Defined as two or more individuals who communicate w/ one another, share a common identity, and have a common goal
Team
A small group whose members have complementary skills, have a common purpose, goals, and approach; and hold themselves mutually accountable
Working Group
~ Strong, clearly focused leader
~ Individual Accountability
~ has the same purpose as the broader organizational mission
~ creates individual work products
~ rubs efficient meetings
~ measures its effectiveness indirectly by its effects on others
~ discusses, decides, and delegates
Team
~ has shared leadership roles
Span of Management
refers to the number of subordinates who report to a particular manager.
Wide span of management: exists when a manager directly supervises a large number of employees.
Narrow span of management: exists when a manager directly supervises only a few subordinates.
Top Managers
should not directly supervise more than 4-8 people
Lower-Level Managers
are capable of managing a much larger number of subordinates (12-25 people)
Responsibility
the obligation, placed on employees through delegation, to perform assigned tasks satisfactory and be held accountable for the proper execution of work
Line managers have the authority to do what?
~ Enforce discipline
~ Issue Orders
~ Adjust to changing conditions
Decentralized Organization
decision-making authority is delegated as far DOWN the chain of command as possible
Centralized Organization
a structure in which authority is concentrated at the TOP, and very little decision-making authority is delegated to LOWER levels
Delegation of Authority
giving employees not only tasks but also the power to make commitments, use resources, and take whatever actions are necessary to carry out those tasks

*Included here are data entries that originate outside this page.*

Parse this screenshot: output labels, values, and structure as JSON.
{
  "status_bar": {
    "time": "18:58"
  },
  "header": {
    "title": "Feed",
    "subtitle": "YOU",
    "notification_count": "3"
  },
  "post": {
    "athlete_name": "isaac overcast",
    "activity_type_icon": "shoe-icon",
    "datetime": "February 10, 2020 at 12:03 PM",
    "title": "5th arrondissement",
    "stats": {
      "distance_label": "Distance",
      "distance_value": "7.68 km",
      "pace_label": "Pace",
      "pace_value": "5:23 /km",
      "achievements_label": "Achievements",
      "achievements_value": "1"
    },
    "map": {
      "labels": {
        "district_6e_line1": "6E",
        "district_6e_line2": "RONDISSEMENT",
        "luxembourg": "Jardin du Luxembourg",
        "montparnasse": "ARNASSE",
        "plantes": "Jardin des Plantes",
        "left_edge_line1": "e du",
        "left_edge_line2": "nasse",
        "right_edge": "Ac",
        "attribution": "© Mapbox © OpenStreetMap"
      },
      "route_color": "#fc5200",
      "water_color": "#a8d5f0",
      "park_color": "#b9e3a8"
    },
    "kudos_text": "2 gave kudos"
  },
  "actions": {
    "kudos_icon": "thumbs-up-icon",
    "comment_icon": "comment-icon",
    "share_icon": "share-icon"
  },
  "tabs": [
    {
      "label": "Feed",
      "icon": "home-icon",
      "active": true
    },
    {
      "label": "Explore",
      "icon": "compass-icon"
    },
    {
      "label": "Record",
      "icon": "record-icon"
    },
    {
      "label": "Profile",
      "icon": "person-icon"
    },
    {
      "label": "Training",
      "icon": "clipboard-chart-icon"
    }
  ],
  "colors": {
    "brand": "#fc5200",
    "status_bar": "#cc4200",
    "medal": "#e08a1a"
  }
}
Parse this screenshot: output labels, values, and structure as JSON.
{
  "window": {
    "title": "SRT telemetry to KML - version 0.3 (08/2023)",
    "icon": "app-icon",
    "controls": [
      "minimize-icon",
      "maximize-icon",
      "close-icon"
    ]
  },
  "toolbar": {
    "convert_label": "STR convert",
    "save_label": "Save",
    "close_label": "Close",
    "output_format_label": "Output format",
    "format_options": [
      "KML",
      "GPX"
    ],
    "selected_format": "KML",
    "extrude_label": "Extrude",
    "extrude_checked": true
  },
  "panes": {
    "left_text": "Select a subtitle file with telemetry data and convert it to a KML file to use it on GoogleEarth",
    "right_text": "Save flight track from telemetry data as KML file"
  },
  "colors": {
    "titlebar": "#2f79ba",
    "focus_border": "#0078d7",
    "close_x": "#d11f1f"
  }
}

Organizations
Statement: Organizations with few layers are FLAT and have WIDE spans of management.
Departmentalization: Name 3 advantages
1. Employees develop in depth skills and continue to progress
2. The company can achieve economies of sales
3. Top management can easily direct various department activities
Narrow Span of Management: Name 3 examples
1. the manager has many responsibilities other than supervision
2. centralized organization
3. the interaction between superiors and subordinates is frequent
Wide Span of Management: Name 3 examples
1. when the manager has few responsibilities other than supervision
2. decentralized organization
3. when subordinates are highly competent
Line and Staff Organization
may experience problems with over staffing and ambiguous lines of communication
Accountability Principle
employees accept an assignment and the authority to carry it out are answerable to a superior for the outcome